Conflicting Depictions Emerge of Man Who Died in Custody After Being Stunned with Taser

| by Lina Batarags

A Daily Press employee died Tuesday night while in the custody of San Bernardino County Sheriff’s deputies after having been repeatedly stunned with a Taser.

In a detailed press release on Wednesday, the San Bernardino County Sheriff’s Department stated that Dante Parker was considered a suspect in the attempted burglary of a home.

According to the Daily Press, at around 5 p.m., after the reported breaking-and-entering attempt, a deputy from the Victorville Station stopped the 36-year-old man as he was riding his bike.

The resident who called the deputies had told them the suspect fled on a bicycle.

According to the Sheriff’s Department, the deputy was “involved in a struggle” to detain Parker, who appeared “to possibly be under the influence of an unknown substance.”

Sheriff’s officials said that Parker became uncooperative and combative as the deputy tried to take him into custody. The deputy then reportedly stunned Parker with a Taser multiple times; another deputy arrived several minutes later. The two deputies eventually handcuffed Parker and placed him in the backseat of a patrol unit.

Officials noted that after arresting Parker, the deputies observed him sweating profusely and breathing heavily. Medical aid was requested, and Parker was transported to Victor Valley Global Medical Center via ambulance.

Authorities stated that Parker was conscious but incoherent while receiving medical treatment at the hospital.

Parker died while still receiving treatment.

Even as the Sheriff’s Department announced that its Specialized Investigation Detail is conducting a death investigation, Parker’s friends, family and coworkers are speaking out and presenting a much different version of the deceased man than the police have provided.
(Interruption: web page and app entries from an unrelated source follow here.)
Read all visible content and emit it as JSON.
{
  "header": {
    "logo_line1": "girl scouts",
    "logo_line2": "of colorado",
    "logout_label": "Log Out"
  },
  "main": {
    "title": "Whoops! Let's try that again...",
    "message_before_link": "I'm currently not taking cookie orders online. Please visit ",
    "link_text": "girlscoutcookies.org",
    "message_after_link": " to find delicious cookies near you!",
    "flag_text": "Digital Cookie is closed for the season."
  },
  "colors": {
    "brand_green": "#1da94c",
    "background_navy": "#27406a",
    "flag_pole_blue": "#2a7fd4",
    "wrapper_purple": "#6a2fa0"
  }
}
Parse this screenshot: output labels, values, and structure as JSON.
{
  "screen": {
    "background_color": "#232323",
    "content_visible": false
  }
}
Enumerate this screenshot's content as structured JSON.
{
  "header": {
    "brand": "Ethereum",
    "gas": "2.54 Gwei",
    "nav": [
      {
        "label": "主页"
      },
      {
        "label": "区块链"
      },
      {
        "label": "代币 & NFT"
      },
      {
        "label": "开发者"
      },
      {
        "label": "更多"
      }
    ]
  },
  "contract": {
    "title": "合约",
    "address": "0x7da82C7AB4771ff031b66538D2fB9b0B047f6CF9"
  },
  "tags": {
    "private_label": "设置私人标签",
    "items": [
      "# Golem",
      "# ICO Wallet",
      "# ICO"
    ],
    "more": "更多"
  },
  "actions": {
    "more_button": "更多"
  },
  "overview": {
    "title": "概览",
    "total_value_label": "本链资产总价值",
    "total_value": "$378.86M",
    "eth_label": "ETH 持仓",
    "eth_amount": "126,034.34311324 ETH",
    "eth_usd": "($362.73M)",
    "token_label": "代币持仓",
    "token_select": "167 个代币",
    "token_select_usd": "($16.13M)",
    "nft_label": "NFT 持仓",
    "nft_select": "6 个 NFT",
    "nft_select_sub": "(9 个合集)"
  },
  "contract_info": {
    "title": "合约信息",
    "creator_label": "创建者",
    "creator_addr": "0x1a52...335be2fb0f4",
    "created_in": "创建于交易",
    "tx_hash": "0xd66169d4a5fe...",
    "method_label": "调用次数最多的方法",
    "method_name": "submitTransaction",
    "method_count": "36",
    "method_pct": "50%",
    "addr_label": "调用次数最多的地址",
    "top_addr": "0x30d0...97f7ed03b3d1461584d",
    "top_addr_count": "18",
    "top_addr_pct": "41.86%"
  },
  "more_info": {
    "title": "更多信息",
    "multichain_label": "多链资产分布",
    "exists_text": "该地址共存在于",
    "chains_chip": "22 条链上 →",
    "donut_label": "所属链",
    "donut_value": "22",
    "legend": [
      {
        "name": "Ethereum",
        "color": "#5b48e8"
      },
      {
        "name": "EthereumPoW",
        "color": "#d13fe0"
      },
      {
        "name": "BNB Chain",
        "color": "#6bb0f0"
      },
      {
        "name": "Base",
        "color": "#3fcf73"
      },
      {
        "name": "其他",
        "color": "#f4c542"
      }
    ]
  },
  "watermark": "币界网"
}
“That whole story is totally wrong; that’s just not Dante,” said former Daily Press pressman Richard Loredo, who had worked with Parker. Loredo added that “Dante’s not a burglar…You can see how well his kids were raised; he was a good dad.”

Parker’s co-workers noted that he had stopped drinking earlier this year and, in an effort to lose weight, had been riding his bike for years.

According to NBC Los Angeles, Harris noted that he didn’t believe that Parker would have been committing a crime, as Parker made an honest living and had “everything he wanted and needed.”

Parker is survived by his wife and five children. An autopsy will be performed to determine the cause and manner of his death.

Sources: Daily Press, NBC Los Angeles

Photo Sources: Victor Valley News Group, Electronic Village